“I really, really want to be able to build that volunteer base. And then on top of that, of course, there’s always funding. I mean, I’d love to be able to pay the staff because some of the staff members have been there for five or six years. … volunteering out of the goodness of their heart.”
Another area of expertise is McCall’s experience with grant writing, something that requires accurate data showing such things as how many mothers have been served, how many hours of volunteer work is being done and how they plan to build capacity. This is data the organization has effectively maintained, she said.
The Gabriel Project receives help from other faith organizations who are looking for worthy projects. First United Methodist Church’s Twice Blessed charitable group donated a $10,000 storage building for the Bethlehem Maternity Home. That small building was converted into an air-conditioned space filled with diapers, wipes, clothes, baby shoes, infant items and other important needs for mothers and babies. It is conveniently placed on the home’s property. Pastors Wade Powell and Amanda Banda blessed the building on July 7 and learned more about the work being done at the maternity home.
Twice Blessed is a shop that regularly raises money for charitable efforts. It was formed by a group of women at First United Methodist about 10 years ago. The shop sits on the property near the church in downtown Victoria. However, it started with a simple garage sale to generate seed money, which led to a small shop and eventually, after outgrowing its space, someone asked the church’s trustees if they might want to build on the empty lot near the church.
Marcia Kauffman, a longtime volunteer for Twice Blessed and master gardener, said the “plight of these young women really tugged on our heartstrings.” Each month, their board hears from speakers who recommend a possible recipient for a donation. Over the past decade, the group has raised almost a half-million dollars for charity.
Baby items are always needed at the Bethlehem Maternity Home.
Twice Blessed also runs on the shoulders of its volunteers. “We are always on the lookout for new volunteers. Usually, a volunteer will do one three-hour shift a month in the shop,” she said.
“We keep the donations local,” Kauffman said. “But we always have to have information. We don’t just donate a bunch of money … we do our research.”

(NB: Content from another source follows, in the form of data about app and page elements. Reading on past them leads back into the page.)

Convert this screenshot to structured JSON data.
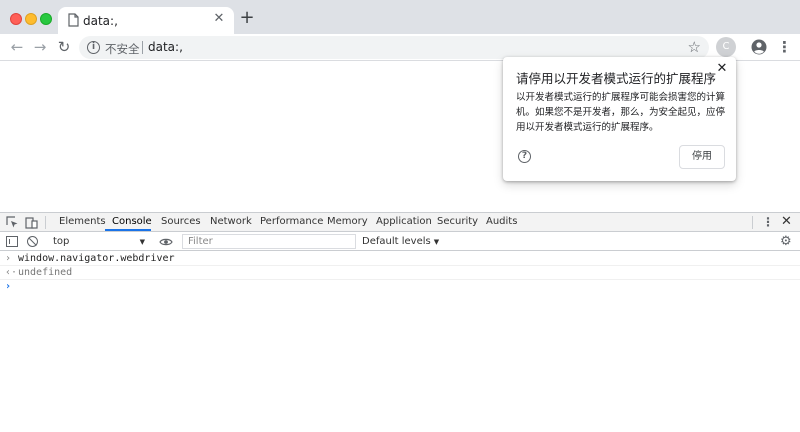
{
  "browser": {
    "tab": {
      "title": "data:,"
    },
    "omnibox": {
      "security_label": "不安全",
      "url": "data:,"
    },
    "extension_avatar_letter": "C"
  },
  "extension_popup": {
    "title": "请停用以开发者模式运行的扩展程序",
    "body": "以开发者模式运行的扩展程序可能会损害您的计算机。如果您不是开发者，那么，为安全起见，应停用以开发者模式运行的扩展程序。",
    "disable_label": "停用"
  },
  "devtools": {
    "tabs": [
      "Elements",
      "Console",
      "Sources",
      "Network",
      "Performance",
      "Memory",
      "Application",
      "Security",
      "Audits"
    ],
    "active_tab": "Console",
    "console_bar": {
      "context": "top",
      "filter_placeholder": "Filter",
      "levels_label": "Default levels"
    },
    "console_lines": [
      {
        "kind": "input",
        "text": "window.navigator.webdriver"
      },
      {
        "kind": "result",
        "text": "undefined"
      }
    ]
  },
  "colors": {
    "accent": "#1a73e8",
    "tabstrip": "#dee1e6",
    "traffic_red": "#ff5f57",
    "traffic_yellow": "#febc2e",
    "traffic_green": "#28c840"
  }
}
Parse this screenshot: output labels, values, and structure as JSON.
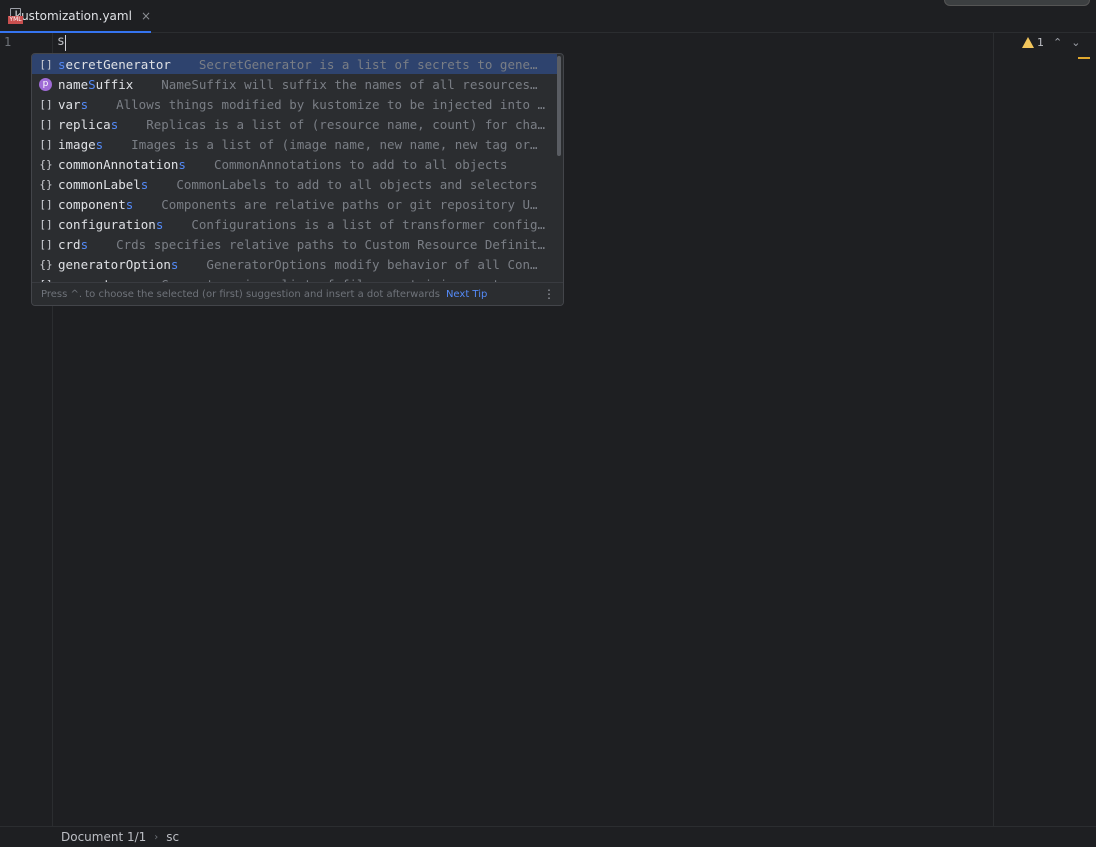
{
  "tab": {
    "filename": "kustomization.yaml",
    "icon_badge": "YML",
    "close": "×"
  },
  "editor": {
    "line_number": "1",
    "typed_text": "s"
  },
  "inspections": {
    "warning_count": "1",
    "prev": "⌃",
    "next": "⌄"
  },
  "completion": {
    "items": [
      {
        "kind": "[]",
        "pre": "",
        "hl": "s",
        "post": "ecretGenerator",
        "desc": "SecretGenerator is a list of secrets to gene…"
      },
      {
        "kind": "p",
        "pre": "name",
        "hl": "S",
        "post": "uffix",
        "desc": "NameSuffix will suffix the names of all resources…"
      },
      {
        "kind": "[]",
        "pre": "var",
        "hl": "s",
        "post": "",
        "desc": "Allows things modified by kustomize to be injected into …"
      },
      {
        "kind": "[]",
        "pre": "replica",
        "hl": "s",
        "post": "",
        "desc": "Replicas is a list of (resource name, count) for cha…"
      },
      {
        "kind": "[]",
        "pre": "image",
        "hl": "s",
        "post": "",
        "desc": "Images is a list of (image name, new name, new tag or…"
      },
      {
        "kind": "{}",
        "pre": "commonAnnotation",
        "hl": "s",
        "post": "",
        "desc": "CommonAnnotations to add to all objects"
      },
      {
        "kind": "{}",
        "pre": "commonLabel",
        "hl": "s",
        "post": "",
        "desc": "CommonLabels to add to all objects and selectors"
      },
      {
        "kind": "[]",
        "pre": "component",
        "hl": "s",
        "post": "",
        "desc": "Components are relative paths or git repository U…"
      },
      {
        "kind": "[]",
        "pre": "configuration",
        "hl": "s",
        "post": "",
        "desc": "Configurations is a list of transformer config…"
      },
      {
        "kind": "[]",
        "pre": "crd",
        "hl": "s",
        "post": "",
        "desc": "Crds specifies relative paths to Custom Resource Definit…"
      },
      {
        "kind": "{}",
        "pre": "generatorOption",
        "hl": "s",
        "post": "",
        "desc": "GeneratorOptions modify behavior of all Con…"
      },
      {
        "kind": "[]",
        "pre": "generator",
        "hl": "s",
        "post": "",
        "desc": "Generators is a list of files containing custom g…"
      }
    ],
    "footer_hint": "Press ^. to choose the selected (or first) suggestion and insert a dot afterwards",
    "footer_link": "Next Tip",
    "footer_more": "⋮"
  },
  "status": {
    "crumb1": "Document 1/1",
    "sep": "›",
    "crumb2": "sc"
  }
}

McCall said working with an organization such as The Gabriel Project allows her to make a real difference. “I just want to help anyone, in any way we possibly can. … If we don’t go out and minister outside of those doors (the church), we’re not doing our part. And I mean, I just feel like I’m called to that capacity.”